Your task:
Find the line that contains "Serialize everything readable" in the entries below. Restate it and every line after it, word for word, with no pictures.

Input records:
+---+

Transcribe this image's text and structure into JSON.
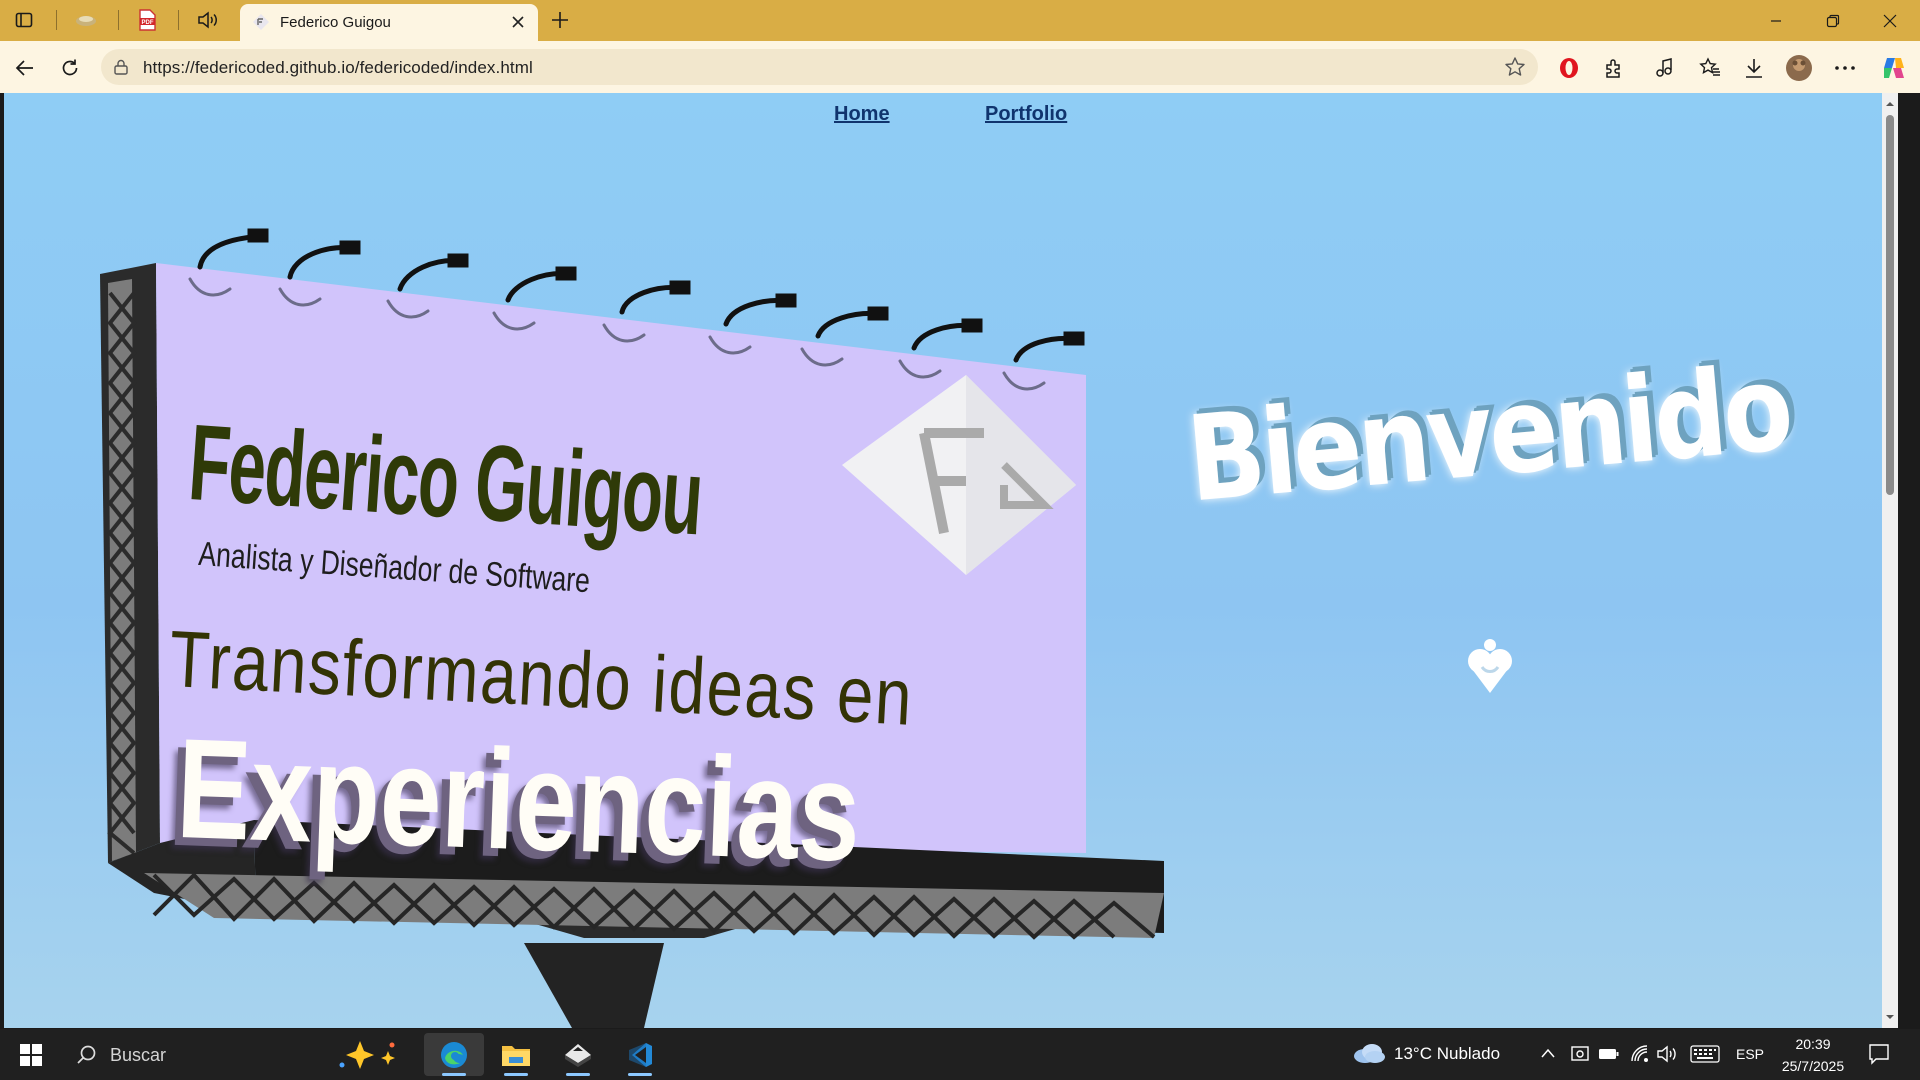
{
  "browser": {
    "tab_title": "Federico Guigou",
    "url": "https://federicoded.github.io/federicoded/index.html",
    "accent": "#d9ad45"
  },
  "site": {
    "nav": [
      "Home",
      "Portfolio"
    ],
    "billboard": {
      "name": "Federico Guigou",
      "subtitle": "Analista y Diseñador de Software",
      "tagline": "Transformando ideas en",
      "highlight": "Experiencias",
      "logo_letters": "FG"
    },
    "welcome": "Bienvenido"
  },
  "taskbar": {
    "search_placeholder": "Buscar",
    "weather": "13°C  Nublado",
    "language": "ESP",
    "time": "20:39",
    "date": "25/7/2025"
  }
}
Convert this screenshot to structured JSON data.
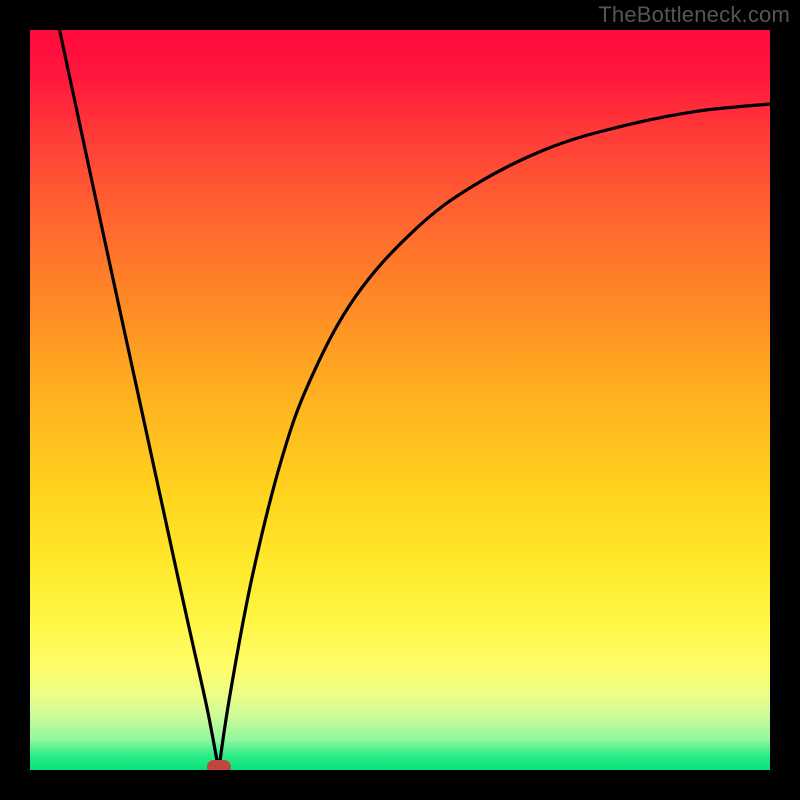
{
  "watermark": "TheBottleneck.com",
  "chart_data": {
    "type": "line",
    "title": "",
    "xlabel": "",
    "ylabel": "",
    "xlim": [
      0,
      100
    ],
    "ylim": [
      0,
      100
    ],
    "grid": false,
    "legend": false,
    "curve_description": "V-shaped bottleneck curve: steep linear descent from top-left to a minimum, then asymptotic rise toward the right.",
    "series": [
      {
        "name": "left-branch",
        "x": [
          4,
          10,
          15,
          20,
          22,
          24,
          25.5
        ],
        "y": [
          100,
          72,
          49,
          26,
          17,
          8,
          0
        ]
      },
      {
        "name": "right-branch",
        "x": [
          25.5,
          27,
          30,
          34,
          38,
          44,
          52,
          60,
          70,
          80,
          90,
          100
        ],
        "y": [
          0,
          10,
          26,
          42,
          53,
          64,
          73,
          79,
          84,
          87,
          89,
          90
        ]
      }
    ],
    "minimum_point": {
      "x": 25.5,
      "y": 0
    },
    "background_gradient": {
      "orientation": "vertical",
      "stops": [
        {
          "pos": 0,
          "color": "#ff0a3a"
        },
        {
          "pos": 50,
          "color": "#ffb81f"
        },
        {
          "pos": 80,
          "color": "#fff646"
        },
        {
          "pos": 100,
          "color": "#06e37a"
        }
      ]
    },
    "marker": {
      "color": "#c0473f",
      "shape": "pill"
    }
  }
}
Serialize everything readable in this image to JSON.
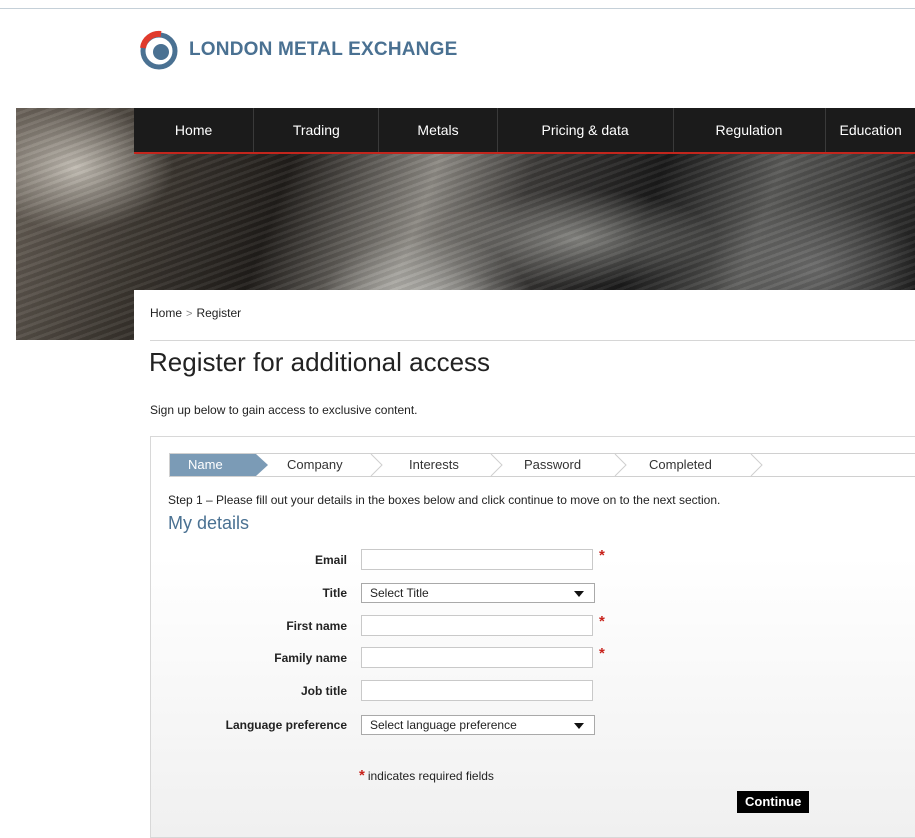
{
  "brand": {
    "name": "LONDON METAL EXCHANGE",
    "color": "#4a7192",
    "accent": "#e03a2c"
  },
  "nav": {
    "items": [
      {
        "label": "Home"
      },
      {
        "label": "Trading"
      },
      {
        "label": "Metals"
      },
      {
        "label": "Pricing & data"
      },
      {
        "label": "Regulation"
      },
      {
        "label": "Education"
      }
    ]
  },
  "breadcrumb": {
    "items": [
      "Home",
      "Register"
    ],
    "separator": ">"
  },
  "page": {
    "title": "Register for additional access",
    "intro": "Sign up below to gain access to exclusive content."
  },
  "steps": [
    {
      "label": "Name",
      "active": true
    },
    {
      "label": "Company",
      "active": false
    },
    {
      "label": "Interests",
      "active": false
    },
    {
      "label": "Password",
      "active": false
    },
    {
      "label": "Completed",
      "active": false
    }
  ],
  "form": {
    "instruction": "Step 1 – Please fill out your details in the boxes below and click continue to move on to the next section.",
    "section_title": "My details",
    "fields": {
      "email": {
        "label": "Email",
        "value": "",
        "required": true
      },
      "title": {
        "label": "Title",
        "selected": "Select Title"
      },
      "first_name": {
        "label": "First name",
        "value": "",
        "required": true
      },
      "family_name": {
        "label": "Family name",
        "value": "",
        "required": true
      },
      "job_title": {
        "label": "Job title",
        "value": ""
      },
      "language": {
        "label": "Language preference",
        "selected": "Select language preference"
      }
    },
    "required_marker": "*",
    "required_note": "indicates required fields",
    "continue_label": "Continue"
  }
}
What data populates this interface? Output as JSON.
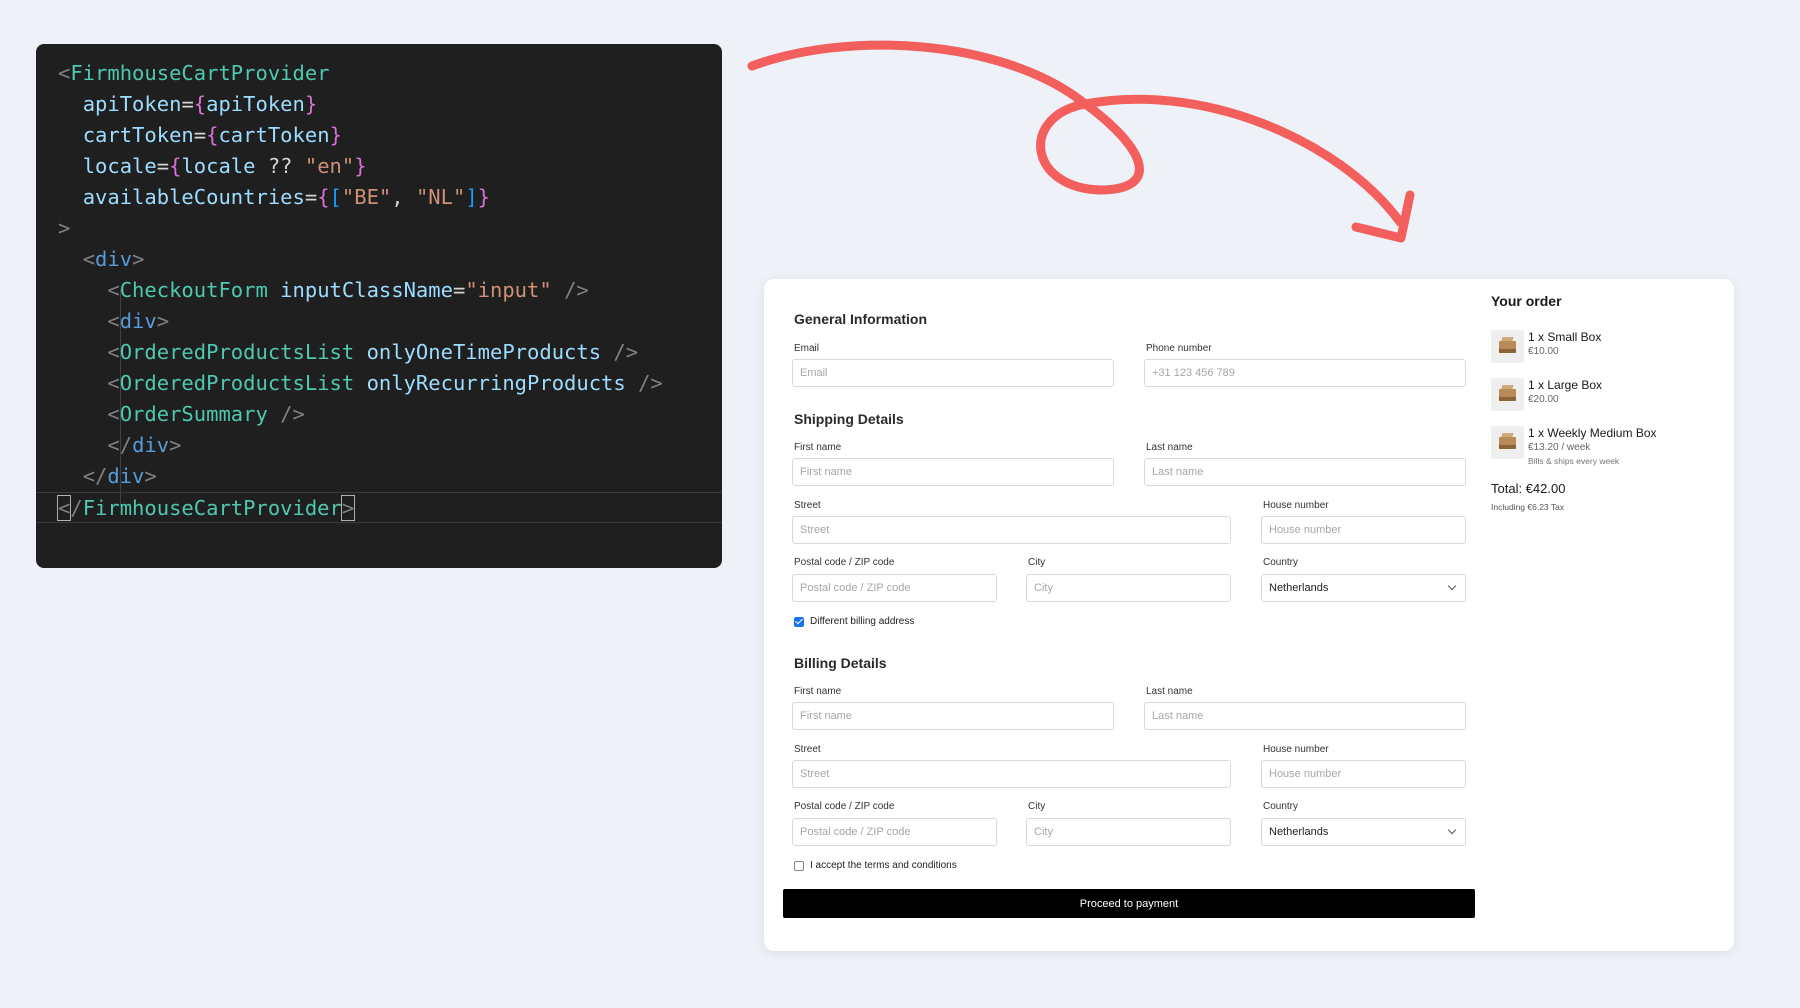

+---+

Solution for this problem:
Serialize everything readable in this image to JSON.
{
  "brand": {
    "name": "LONDON METAL EXCHANGE",
    "color": "#4a7192",
    "accent": "#e03a2c"
  },
  "nav": {
    "items": [
      {
        "label": "Home"
      },
      {
        "label": "Trading"
      },
      {
        "label": "Metals"
      },
      {
        "label": "Pricing & data"
      },
      {
        "label": "Regulation"
      },
      {
        "label": "Education"
      }
    ]
  },
  "breadcrumb": {
    "items": [
      "Home",
      "Register"
    ],
    "separator": ">"
  },
  "page": {
    "title": "Register for additional access",
    "intro": "Sign up below to gain access to exclusive content."
  },
  "steps": [
    {
      "label": "Name",
      "active": true
    },
    {
      "label": "Company",
      "active": false
    },
    {
      "label": "Interests",
      "active": false
    },
    {
      "label": "Password",
      "active": false
    },
    {
      "label": "Completed",
      "active": false
    }
  ],
  "form": {
    "instruction": "Step 1 – Please fill out your details in the boxes below and click continue to move on to the next section.",
    "section_title": "My details",
    "fields": {
      "email": {
        "label": "Email",
        "value": "",
        "required": true
      },
      "title": {
        "label": "Title",
        "selected": "Select Title"
      },
      "first_name": {
        "label": "First name",
        "value": "",
        "required": true
      },
      "family_name": {
        "label": "Family name",
        "value": "",
        "required": true
      },
      "job_title": {
        "label": "Job title",
        "value": ""
      },
      "language": {
        "label": "Language preference",
        "selected": "Select language preference"
      }
    },
    "required_marker": "*",
    "required_note": "indicates required fields",
    "continue_label": "Continue"
  }
}
What data populates this interface? Output as JSON.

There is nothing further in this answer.